"Reformation" Beyond the Gate: State Power and the Making of Bare Life in the Xinjiang Uyghur Region
3: Toward a Totalitarian Politics of Land In Kashgar
Saturday, March 26, 2022
10:30am – 12:00pm EST
Virtual Paper Presenter(s)
Lauren F. Restrepo
Bryn Mawr College, United States

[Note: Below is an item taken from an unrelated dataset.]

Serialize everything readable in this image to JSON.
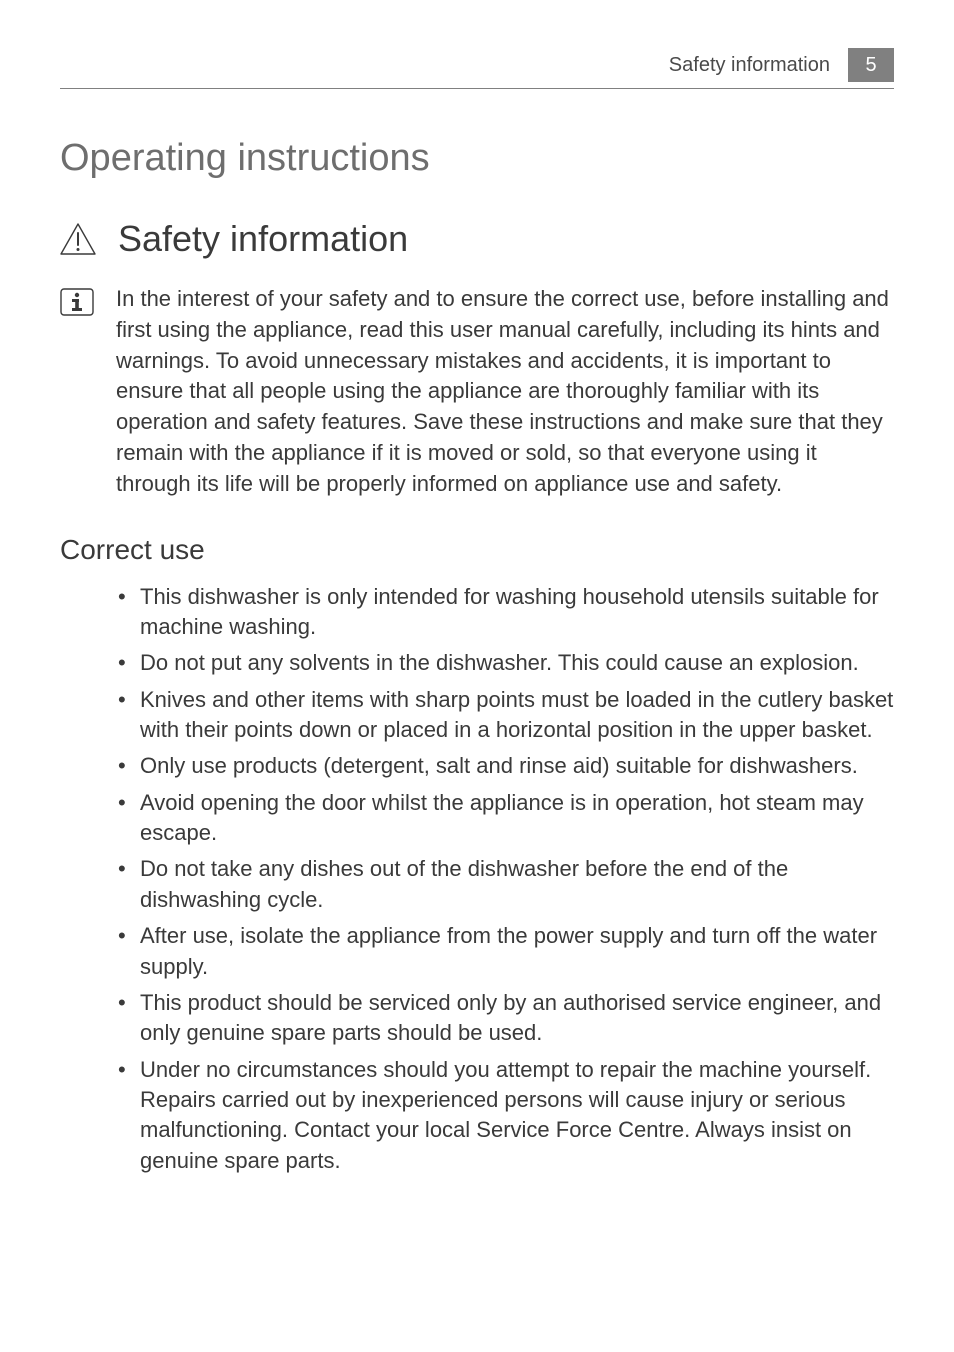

We tend to think of spaciocide, a concept coined to describe violence against cities in Palestine and later applied to Iraq, as something that leaves rubble in its wake. It is uncreative destruction: death by bulldozer. By contrast, Kashgar’s officially designated ‘Ancient City’ is what urban space would look like if it were embalmed alive and offered up as a backdrop to new-media influencers. This paper explores the meticulous physical planning and design practices of the local state in Kashgar, a central place in the Uyghur cultural imaginary, as the pre-CCP city is painstakingly rendered the territorial equivalent of bare life: land stripped of its symbolic power as a homeland while remaining the space in which (some) indigenous biological life exists, though primarily for the tourist gaze. At the same time, the planning, funding, and construction of ‘new’ Kashgar at both the metropolitan and regional levels disempowers not only Turkic residents, but also those territorial units of the government in which Turkic and other local bureaucrats have authority. The result is a totalitarian politics of land, as control of territory is re-centralized and space is rendered profitable by either commodifying the Uyghur population or erasing it completely.